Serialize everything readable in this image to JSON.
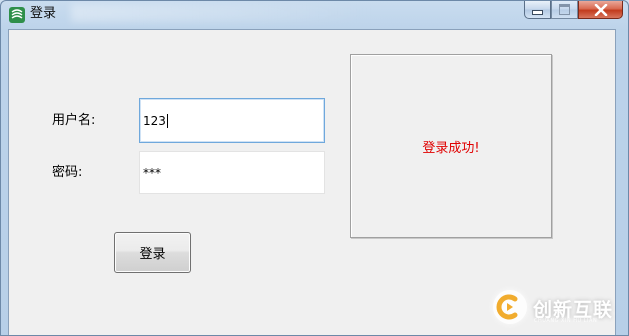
{
  "window": {
    "title": "登录",
    "icon": "app-icon"
  },
  "titlebar_buttons": [
    {
      "name": "minimize-button",
      "icon": "minimize-icon"
    },
    {
      "name": "maximize-button",
      "icon": "maximize-icon"
    },
    {
      "name": "close-button",
      "icon": "close-icon"
    }
  ],
  "form": {
    "username_label": "用户名:",
    "username_value": "123",
    "password_label": "密码:",
    "password_value": "***",
    "login_button_label": "登录"
  },
  "result": {
    "message": "登录成功!",
    "color": "#e00000"
  },
  "watermark": {
    "text": "创新互联",
    "subtext": "CHUANG XIN HU LIAN",
    "icon": "chuangxin-logo-icon"
  }
}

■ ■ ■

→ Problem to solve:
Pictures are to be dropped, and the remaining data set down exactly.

→ Result:
Serialize everything readable in this image to JSON.
{
  "window": {
    "title": "登录",
    "icon": "app-icon"
  },
  "titlebar_buttons": [
    {
      "name": "minimize-button",
      "icon": "minimize-icon"
    },
    {
      "name": "maximize-button",
      "icon": "maximize-icon"
    },
    {
      "name": "close-button",
      "icon": "close-icon"
    }
  ],
  "form": {
    "username_label": "用户名:",
    "username_value": "123",
    "password_label": "密码:",
    "password_value": "***",
    "login_button_label": "登录"
  },
  "result": {
    "message": "登录成功!",
    "color": "#e00000"
  },
  "watermark": {
    "text": "创新互联",
    "subtext": "CHUANG XIN HU LIAN",
    "icon": "chuangxin-logo-icon"
  }
}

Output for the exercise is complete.